“Protests in the concert hall are nothing new: think of the riot-inducing premiere of Stravinsky’s The Rite of Spring in 1913 or the backlash at the 1861 premiere of Wagner’s Tannhäuser,” write Naomi Lewin and Brian Wise on Thursday (10/9) at WQXR’s “Conducting Business” blog. “Recently, protesters for a variety of causes have picketed the Metropolitan Opera, the Israel Philharmonic and the Valery Gergiev’s Mariinsky Orchestra, among others. It happened again on Oct. 4 at a St. Louis Symphony concert, when a group of demonstrators protesting the police shooting of Michael Brown began to sing, chant and unfurl banners from the balcony, moments before the Brahms Requiem. Beyond the sensational headlines, is there something deeper at play? And can a political demonstration actually shed light on the music that audiences have paid money to hear?” The blog links to a discussion among Sarah Bryan Miller, classical music critic of the St. Louis Post-Dispatch, who witnessed the St. Louis Symphony protest; Philip Kennicott, art and architecture critic of The Washington Post; and Kenneth Woods, a conductor, cellist, and author of the blog A View from the Podium. Alex Ross’s article about politics and classical musicians will appear in the fall issue of Symphony magazine, which comes out next week.

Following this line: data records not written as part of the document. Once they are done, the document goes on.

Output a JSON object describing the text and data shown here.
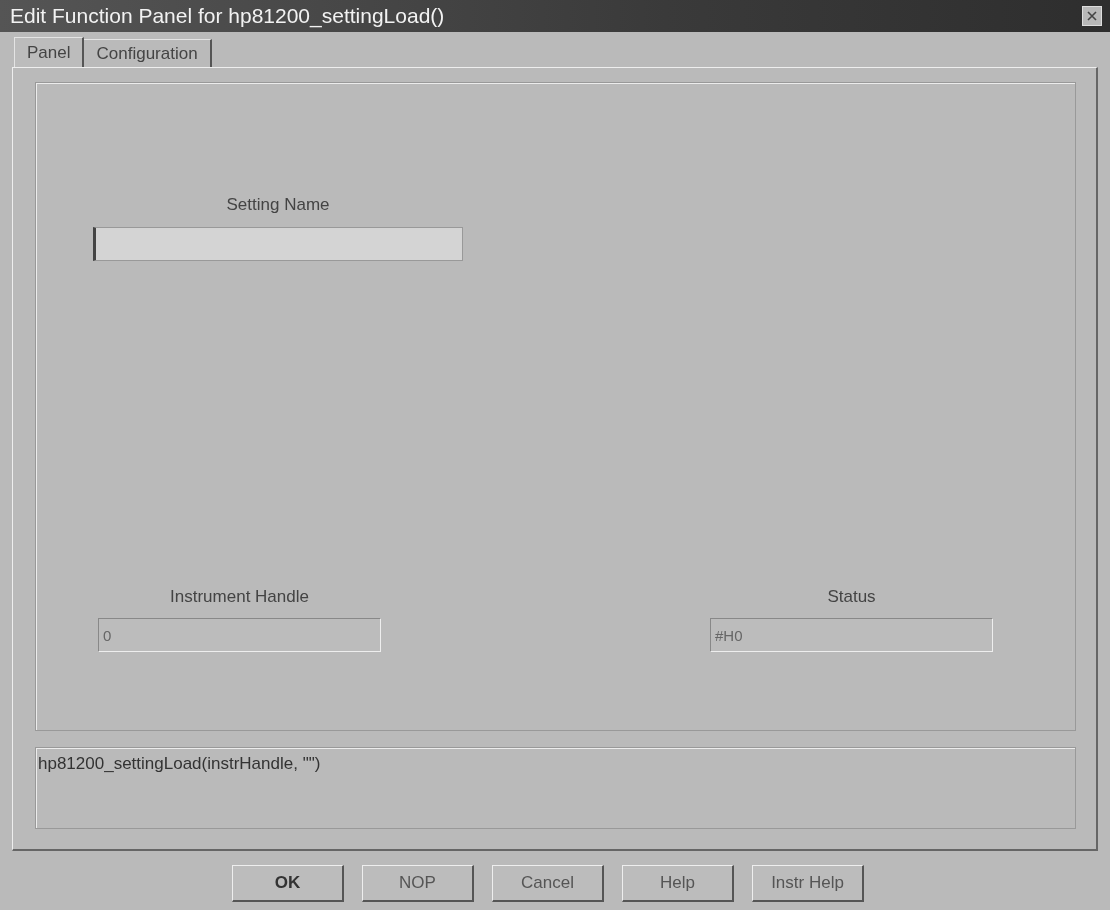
{
  "window": {
    "title": "Edit Function Panel for hp81200_settingLoad()"
  },
  "tabs": [
    {
      "label": "Panel",
      "selected": true
    },
    {
      "label": "Configuration",
      "selected": false
    }
  ],
  "setting_name": {
    "label": "Setting Name",
    "disabled": false
  },
  "instrument_handle": {
    "label": "Instrument Handle",
    "value": "0",
    "disabled": true
  },
  "status": {
    "label": "Status",
    "value": "#H0",
    "disabled": true
  },
  "function_call": "hp81200_settingLoad(instrHandle, \"\")",
  "buttons": [
    {
      "label": "OK",
      "default": true
    },
    {
      "label": "NOP",
      "default": false
    },
    {
      "label": "Cancel",
      "default": false
    },
    {
      "label": "Help",
      "default": false
    },
    {
      "label": "Instr Help",
      "default": false
    }
  ]
}
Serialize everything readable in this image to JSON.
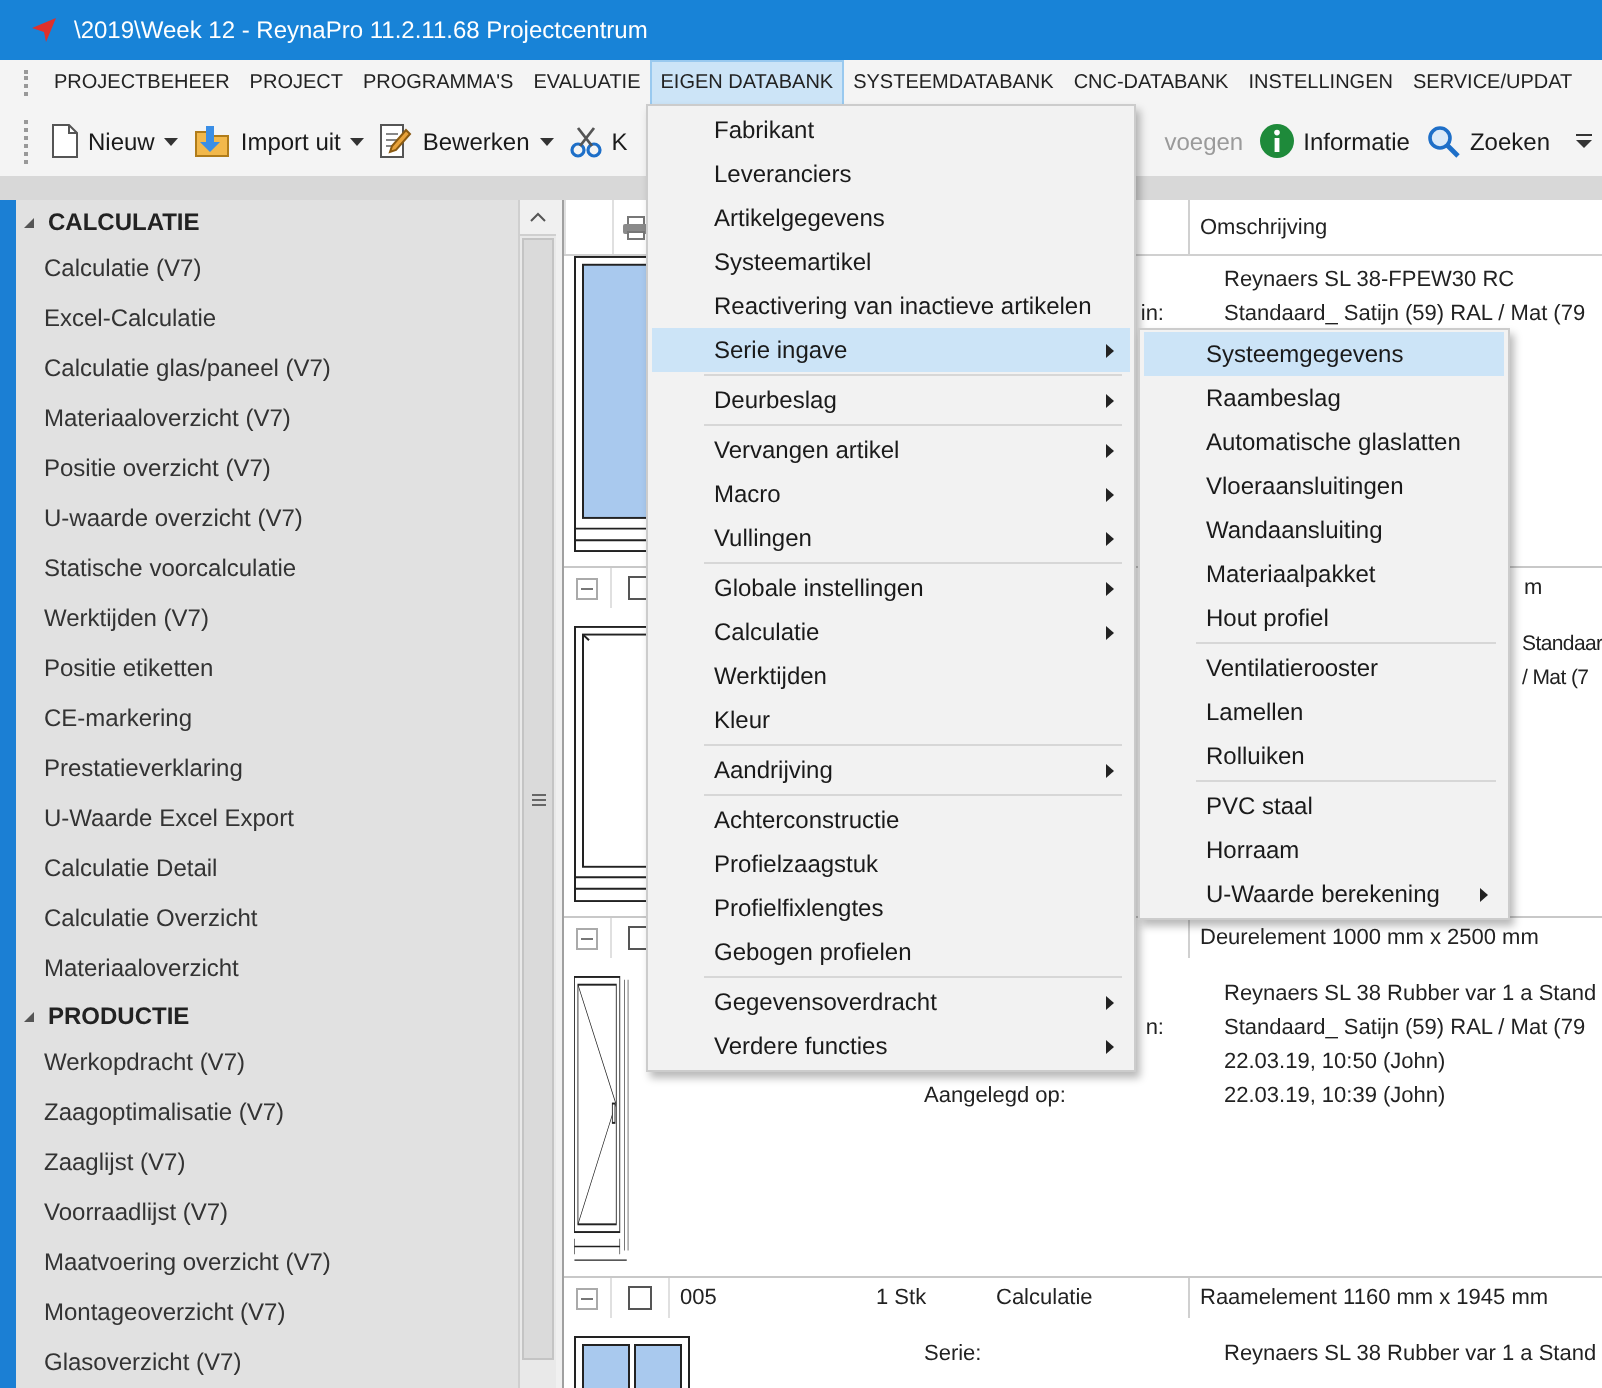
{
  "window": {
    "title": "\\2019\\Week 12 - ReynaPro 11.2.11.68 Projectcentrum"
  },
  "menubar": {
    "items": [
      {
        "label": "PROJECTBEHEER",
        "selected": false
      },
      {
        "label": "PROJECT",
        "selected": false
      },
      {
        "label": "PROGRAMMA'S",
        "selected": false
      },
      {
        "label": "EVALUATIE",
        "selected": false
      },
      {
        "label": "EIGEN DATABANK",
        "selected": true
      },
      {
        "label": "SYSTEEMDATABANK",
        "selected": false
      },
      {
        "label": "CNC-DATABANK",
        "selected": false
      },
      {
        "label": "INSTELLINGEN",
        "selected": false
      },
      {
        "label": "SERVICE/UPDAT",
        "selected": false
      }
    ]
  },
  "toolbar": {
    "left": [
      {
        "kind": "new",
        "label": "Nieuw",
        "dropdown": true,
        "disabled": false
      },
      {
        "kind": "import",
        "label": "Import uit",
        "dropdown": true,
        "disabled": false
      },
      {
        "kind": "edit",
        "label": "Bewerken",
        "dropdown": true,
        "disabled": false
      },
      {
        "kind": "cut",
        "label": "K",
        "dropdown": false,
        "disabled": false
      }
    ],
    "right": [
      {
        "kind": "plain",
        "label": "voegen",
        "dropdown": false,
        "disabled": true
      },
      {
        "kind": "info",
        "label": "Informatie",
        "dropdown": false,
        "disabled": false
      },
      {
        "kind": "search",
        "label": "Zoeken",
        "dropdown": false,
        "disabled": false
      }
    ]
  },
  "sidebar": {
    "groups": [
      {
        "title": "CALCULATIE",
        "expanded": true,
        "items": [
          {
            "label": "Calculatie (V7)",
            "selected": false
          },
          {
            "label": "Excel-Calculatie",
            "selected": false
          },
          {
            "label": "Calculatie glas/paneel (V7)",
            "selected": false
          },
          {
            "label": "Materiaaloverzicht (V7)",
            "selected": false
          },
          {
            "label": "Positie overzicht (V7)",
            "selected": false
          },
          {
            "label": "U-waarde overzicht (V7)",
            "selected": false
          },
          {
            "label": "Statische voorcalculatie",
            "selected": false
          },
          {
            "label": "Werktijden (V7)",
            "selected": false
          },
          {
            "label": "Positie etiketten",
            "selected": false
          },
          {
            "label": "CE-markering",
            "selected": false
          },
          {
            "label": "Prestatieverklaring",
            "selected": false
          },
          {
            "label": "U-Waarde Excel Export",
            "selected": false
          },
          {
            "label": "Calculatie Detail",
            "selected": false
          },
          {
            "label": "Calculatie Overzicht",
            "selected": false
          },
          {
            "label": "Materiaaloverzicht",
            "selected": false
          }
        ]
      },
      {
        "title": "PRODUCTIE",
        "expanded": true,
        "items": [
          {
            "label": "Werkopdracht (V7)",
            "selected": false
          },
          {
            "label": "Zaagoptimalisatie (V7)",
            "selected": false
          },
          {
            "label": "Zaaglijst (V7)",
            "selected": false
          },
          {
            "label": "Voorraadlijst (V7)",
            "selected": false
          },
          {
            "label": "Maatvoering overzicht (V7)",
            "selected": false
          },
          {
            "label": "Montageoverzicht (V7)",
            "selected": false
          },
          {
            "label": "Glasoverzicht (V7)",
            "selected": false
          }
        ]
      }
    ]
  },
  "grid": {
    "description_header": "Omschrijving",
    "rows": [
      {
        "kind": "glazed",
        "partial": false,
        "details": [
          {
            "value": "Reynaers SL 38-FPEW30  RC"
          },
          {
            "label": "in:",
            "label_cut": true,
            "value": "Standaard_ Satijn (59) RAL / Mat (79"
          }
        ]
      },
      {
        "kind": "frame",
        "partial": true,
        "expanded": true,
        "checked": false,
        "description": "m",
        "details": [
          {
            "value": "Standaar"
          },
          {
            "value": "/ Mat (7"
          }
        ]
      },
      {
        "kind": "door",
        "partial": false,
        "expanded": true,
        "checked": false,
        "description": "Deurelement 1000 mm x 2500 mm",
        "details": [
          {
            "value": "Reynaers SL 38 Rubber var 1 a Stand"
          },
          {
            "label": "n:",
            "label_cut": true,
            "value": "Standaard_ Satijn (59) RAL / Mat (79"
          },
          {
            "value": "22.03.19, 10:50 (John)"
          },
          {
            "label": "Aangelegd op:",
            "label_cut": false,
            "value": "22.03.19, 10:39 (John)"
          }
        ]
      },
      {
        "kind": "double",
        "partial": false,
        "expanded": true,
        "checked": false,
        "number": "005",
        "quantity": "1 Stk",
        "type": "Calculatie",
        "description": "Raamelement 1160 mm x 1945 mm",
        "details": [
          {
            "label": "Serie:",
            "label_cut": false,
            "value": "Reynaers SL 38 Rubber var 1 a Stand"
          }
        ]
      }
    ]
  },
  "menu": {
    "items": [
      {
        "kind": "item",
        "label": "Fabrikant",
        "has_submenu": false,
        "selected": false
      },
      {
        "kind": "item",
        "label": "Leveranciers",
        "has_submenu": false,
        "selected": false
      },
      {
        "kind": "item",
        "label": "Artikelgegevens",
        "has_submenu": false,
        "selected": false
      },
      {
        "kind": "item",
        "label": "Systeemartikel",
        "has_submenu": false,
        "selected": false
      },
      {
        "kind": "item",
        "label": "Reactivering van inactieve artikelen",
        "has_submenu": false,
        "selected": false
      },
      {
        "kind": "item",
        "label": "Serie ingave",
        "has_submenu": true,
        "selected": true
      },
      {
        "kind": "separator"
      },
      {
        "kind": "item",
        "label": "Deurbeslag",
        "has_submenu": true,
        "selected": false
      },
      {
        "kind": "separator"
      },
      {
        "kind": "item",
        "label": "Vervangen artikel",
        "has_submenu": true,
        "selected": false
      },
      {
        "kind": "item",
        "label": "Macro",
        "has_submenu": true,
        "selected": false
      },
      {
        "kind": "item",
        "label": "Vullingen",
        "has_submenu": true,
        "selected": false
      },
      {
        "kind": "separator"
      },
      {
        "kind": "item",
        "label": "Globale instellingen",
        "has_submenu": true,
        "selected": false
      },
      {
        "kind": "item",
        "label": "Calculatie",
        "has_submenu": true,
        "selected": false
      },
      {
        "kind": "item",
        "label": "Werktijden",
        "has_submenu": false,
        "selected": false
      },
      {
        "kind": "item",
        "label": "Kleur",
        "has_submenu": false,
        "selected": false
      },
      {
        "kind": "separator"
      },
      {
        "kind": "item",
        "label": "Aandrijving",
        "has_submenu": true,
        "selected": false
      },
      {
        "kind": "separator"
      },
      {
        "kind": "item",
        "label": "Achterconstructie",
        "has_submenu": false,
        "selected": false
      },
      {
        "kind": "item",
        "label": "Profielzaagstuk",
        "has_submenu": false,
        "selected": false
      },
      {
        "kind": "item",
        "label": "Profielfixlengtes",
        "has_submenu": false,
        "selected": false
      },
      {
        "kind": "item",
        "label": "Gebogen profielen",
        "has_submenu": false,
        "selected": false
      },
      {
        "kind": "separator"
      },
      {
        "kind": "item",
        "label": "Gegevensoverdracht",
        "has_submenu": true,
        "selected": false
      },
      {
        "kind": "item",
        "label": "Verdere functies",
        "has_submenu": true,
        "selected": false
      }
    ]
  },
  "submenu": {
    "items": [
      {
        "kind": "item",
        "label": "Systeemgegevens",
        "has_submenu": false,
        "selected": true
      },
      {
        "kind": "item",
        "label": "Raambeslag",
        "has_submenu": false,
        "selected": false
      },
      {
        "kind": "item",
        "label": "Automatische glaslatten",
        "has_submenu": false,
        "selected": false
      },
      {
        "kind": "item",
        "label": "Vloeraansluitingen",
        "has_submenu": false,
        "selected": false
      },
      {
        "kind": "item",
        "label": "Wandaansluiting",
        "has_submenu": false,
        "selected": false
      },
      {
        "kind": "item",
        "label": "Materiaalpakket",
        "has_submenu": false,
        "selected": false
      },
      {
        "kind": "item",
        "label": "Hout profiel",
        "has_submenu": false,
        "selected": false
      },
      {
        "kind": "separator"
      },
      {
        "kind": "item",
        "label": "Ventilatierooster",
        "has_submenu": false,
        "selected": false
      },
      {
        "kind": "item",
        "label": "Lamellen",
        "has_submenu": false,
        "selected": false
      },
      {
        "kind": "item",
        "label": "Rolluiken",
        "has_submenu": false,
        "selected": false
      },
      {
        "kind": "separator"
      },
      {
        "kind": "item",
        "label": "PVC staal",
        "has_submenu": false,
        "selected": false
      },
      {
        "kind": "item",
        "label": "Horraam",
        "has_submenu": false,
        "selected": false
      },
      {
        "kind": "item",
        "label": "U-Waarde berekening",
        "has_submenu": true,
        "selected": false
      }
    ]
  }
}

Posted October 10, 2014
Pictured: A peaceful protest delayed the start of a St. Louis Symphony Orchestra concert on October 4, featuring Brahms’s Ein Deutsches Requiem.